REQUIREMENT - Set every record down again, exactly and completely.

------ WORKING DATA ------

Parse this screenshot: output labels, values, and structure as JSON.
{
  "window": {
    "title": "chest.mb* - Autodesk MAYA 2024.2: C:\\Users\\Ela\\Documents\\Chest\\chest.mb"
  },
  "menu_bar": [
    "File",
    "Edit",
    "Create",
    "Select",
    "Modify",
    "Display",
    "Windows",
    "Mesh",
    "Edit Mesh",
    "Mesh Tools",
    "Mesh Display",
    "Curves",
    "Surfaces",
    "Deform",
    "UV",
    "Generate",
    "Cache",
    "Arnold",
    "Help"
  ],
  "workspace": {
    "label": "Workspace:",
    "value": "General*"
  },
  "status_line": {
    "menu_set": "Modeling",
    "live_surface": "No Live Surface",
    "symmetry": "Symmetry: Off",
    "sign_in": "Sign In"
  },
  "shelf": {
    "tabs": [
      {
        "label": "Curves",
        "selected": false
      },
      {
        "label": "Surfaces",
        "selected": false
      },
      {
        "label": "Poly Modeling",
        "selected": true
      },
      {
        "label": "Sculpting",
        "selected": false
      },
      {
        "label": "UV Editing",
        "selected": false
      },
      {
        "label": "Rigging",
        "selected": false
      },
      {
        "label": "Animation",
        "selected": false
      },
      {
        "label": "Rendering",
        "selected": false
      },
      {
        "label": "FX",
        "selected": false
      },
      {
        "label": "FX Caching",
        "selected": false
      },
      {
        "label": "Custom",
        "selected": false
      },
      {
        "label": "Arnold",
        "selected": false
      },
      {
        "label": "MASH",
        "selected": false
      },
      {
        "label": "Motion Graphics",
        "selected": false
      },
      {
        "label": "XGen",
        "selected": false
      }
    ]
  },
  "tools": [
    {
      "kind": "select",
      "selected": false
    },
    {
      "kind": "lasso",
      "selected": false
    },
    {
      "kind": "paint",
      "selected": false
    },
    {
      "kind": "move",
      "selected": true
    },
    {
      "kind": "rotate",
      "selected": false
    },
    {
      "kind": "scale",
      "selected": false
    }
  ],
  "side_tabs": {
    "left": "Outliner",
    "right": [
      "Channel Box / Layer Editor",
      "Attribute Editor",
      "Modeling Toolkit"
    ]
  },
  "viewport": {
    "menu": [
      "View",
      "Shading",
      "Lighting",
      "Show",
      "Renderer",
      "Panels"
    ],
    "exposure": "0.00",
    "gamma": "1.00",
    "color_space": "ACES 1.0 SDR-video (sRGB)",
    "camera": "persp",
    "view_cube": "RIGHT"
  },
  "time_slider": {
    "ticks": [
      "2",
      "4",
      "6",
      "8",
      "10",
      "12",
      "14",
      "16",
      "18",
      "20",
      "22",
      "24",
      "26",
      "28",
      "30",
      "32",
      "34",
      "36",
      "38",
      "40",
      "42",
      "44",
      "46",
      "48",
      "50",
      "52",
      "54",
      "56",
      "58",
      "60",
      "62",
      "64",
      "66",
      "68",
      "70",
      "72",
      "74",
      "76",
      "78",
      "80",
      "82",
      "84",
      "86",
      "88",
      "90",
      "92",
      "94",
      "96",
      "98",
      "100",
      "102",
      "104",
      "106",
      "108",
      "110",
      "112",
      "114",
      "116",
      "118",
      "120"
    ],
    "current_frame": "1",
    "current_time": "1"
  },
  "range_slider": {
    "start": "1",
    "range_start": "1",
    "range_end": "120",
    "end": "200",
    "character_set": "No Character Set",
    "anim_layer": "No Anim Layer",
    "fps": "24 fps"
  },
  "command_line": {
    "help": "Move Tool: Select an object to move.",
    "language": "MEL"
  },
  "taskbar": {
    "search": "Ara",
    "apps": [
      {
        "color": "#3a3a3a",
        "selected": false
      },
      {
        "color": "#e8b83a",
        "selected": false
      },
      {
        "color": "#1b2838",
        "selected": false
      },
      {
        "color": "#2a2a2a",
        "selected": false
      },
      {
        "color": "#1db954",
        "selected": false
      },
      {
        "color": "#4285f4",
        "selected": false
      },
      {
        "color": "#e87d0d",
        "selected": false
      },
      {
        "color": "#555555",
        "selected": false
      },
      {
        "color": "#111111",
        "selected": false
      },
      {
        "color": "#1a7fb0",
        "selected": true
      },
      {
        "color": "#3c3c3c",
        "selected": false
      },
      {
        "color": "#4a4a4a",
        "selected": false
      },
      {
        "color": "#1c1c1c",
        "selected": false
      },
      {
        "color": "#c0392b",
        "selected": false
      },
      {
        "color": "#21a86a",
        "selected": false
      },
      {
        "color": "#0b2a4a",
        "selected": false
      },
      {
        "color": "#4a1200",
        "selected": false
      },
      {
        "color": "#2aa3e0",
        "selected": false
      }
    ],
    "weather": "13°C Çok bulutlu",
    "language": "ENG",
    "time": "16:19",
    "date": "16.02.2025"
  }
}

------

YOUR RESPONSE -
Parse this screenshot: output labels, values, and structure as JSON.
{
  "window": {
    "title": "chest.mb* - Autodesk MAYA 2024.2: C:\\Users\\Ela\\Documents\\Chest\\chest.mb"
  },
  "menu_bar": [
    "File",
    "Edit",
    "Create",
    "Select",
    "Modify",
    "Display",
    "Windows",
    "Mesh",
    "Edit Mesh",
    "Mesh Tools",
    "Mesh Display",
    "Curves",
    "Surfaces",
    "Deform",
    "UV",
    "Generate",
    "Cache",
    "Arnold",
    "Help"
  ],
  "workspace": {
    "label": "Workspace:",
    "value": "General*"
  },
  "status_line": {
    "menu_set": "Modeling",
    "live_surface": "No Live Surface",
    "symmetry": "Symmetry: Off",
    "sign_in": "Sign In"
  },
  "shelf": {
    "tabs": [
      {
        "label": "Curves",
        "selected": false
      },
      {
        "label": "Surfaces",
        "selected": false
      },
      {
        "label": "Poly Modeling",
        "selected": true
      },
      {
        "label": "Sculpting",
        "selected": false
      },
      {
        "label": "UV Editing",
        "selected": false
      },
      {
        "label": "Rigging",
        "selected": false
      },
      {
        "label": "Animation",
        "selected": false
      },
      {
        "label": "Rendering",
        "selected": false
      },
      {
        "label": "FX",
        "selected": false
      },
      {
        "label": "FX Caching",
        "selected": false
      },
      {
        "label": "Custom",
        "selected": false
      },
      {
        "label": "Arnold",
        "selected": false
      },
      {
        "label": "MASH",
        "selected": false
      },
      {
        "label": "Motion Graphics",
        "selected": false
      },
      {
        "label": "XGen",
        "selected": false
      }
    ]
  },
  "tools": [
    {
      "kind": "select",
      "selected": false
    },
    {
      "kind": "lasso",
      "selected": false
    },
    {
      "kind": "paint",
      "selected": false
    },
    {
      "kind": "move",
      "selected": true
    },
    {
      "kind": "rotate",
      "selected": false
    },
    {
      "kind": "scale",
      "selected": false
    }
  ],
  "side_tabs": {
    "left": "Outliner",
    "right": [
      "Channel Box / Layer Editor",
      "Attribute Editor",
      "Modeling Toolkit"
    ]
  },
  "viewport": {
    "menu": [
      "View",
      "Shading",
      "Lighting",
      "Show",
      "Renderer",
      "Panels"
    ],
    "exposure": "0.00",
    "gamma": "1.00",
    "color_space": "ACES 1.0 SDR-video (sRGB)",
    "camera": "persp",
    "view_cube": "RIGHT"
  },
  "time_slider": {
    "ticks": [
      "2",
      "4",
      "6",
      "8",
      "10",
      "12",
      "14",
      "16",
      "18",
      "20",
      "22",
      "24",
      "26",
      "28",
      "30",
      "32",
      "34",
      "36",
      "38",
      "40",
      "42",
      "44",
      "46",
      "48",
      "50",
      "52",
      "54",
      "56",
      "58",
      "60",
      "62",
      "64",
      "66",
      "68",
      "70",
      "72",
      "74",
      "76",
      "78",
      "80",
      "82",
      "84",
      "86",
      "88",
      "90",
      "92",
      "94",
      "96",
      "98",
      "100",
      "102",
      "104",
      "106",
      "108",
      "110",
      "112",
      "114",
      "116",
      "118",
      "120"
    ],
    "current_frame": "1",
    "current_time": "1"
  },
  "range_slider": {
    "start": "1",
    "range_start": "1",
    "range_end": "120",
    "end": "200",
    "character_set": "No Character Set",
    "anim_layer": "No Anim Layer",
    "fps": "24 fps"
  },
  "command_line": {
    "help": "Move Tool: Select an object to move.",
    "language": "MEL"
  },
  "taskbar": {
    "search": "Ara",
    "apps": [
      {
        "color": "#3a3a3a",
        "selected": false
      },
      {
        "color": "#e8b83a",
        "selected": false
      },
      {
        "color": "#1b2838",
        "selected": false
      },
      {
        "color": "#2a2a2a",
        "selected": false
      },
      {
        "color": "#1db954",
        "selected": false
      },
      {
        "color": "#4285f4",
        "selected": false
      },
      {
        "color": "#e87d0d",
        "selected": false
      },
      {
        "color": "#555555",
        "selected": false
      },
      {
        "color": "#111111",
        "selected": false
      },
      {
        "color": "#1a7fb0",
        "selected": true
      },
      {
        "color": "#3c3c3c",
        "selected": false
      },
      {
        "color": "#4a4a4a",
        "selected": false
      },
      {
        "color": "#1c1c1c",
        "selected": false
      },
      {
        "color": "#c0392b",
        "selected": false
      },
      {
        "color": "#21a86a",
        "selected": false
      },
      {
        "color": "#0b2a4a",
        "selected": false
      },
      {
        "color": "#4a1200",
        "selected": false
      },
      {
        "color": "#2aa3e0",
        "selected": false
      }
    ],
    "weather": "13°C Çok bulutlu",
    "language": "ENG",
    "time": "16:19",
    "date": "16.02.2025"
  }
}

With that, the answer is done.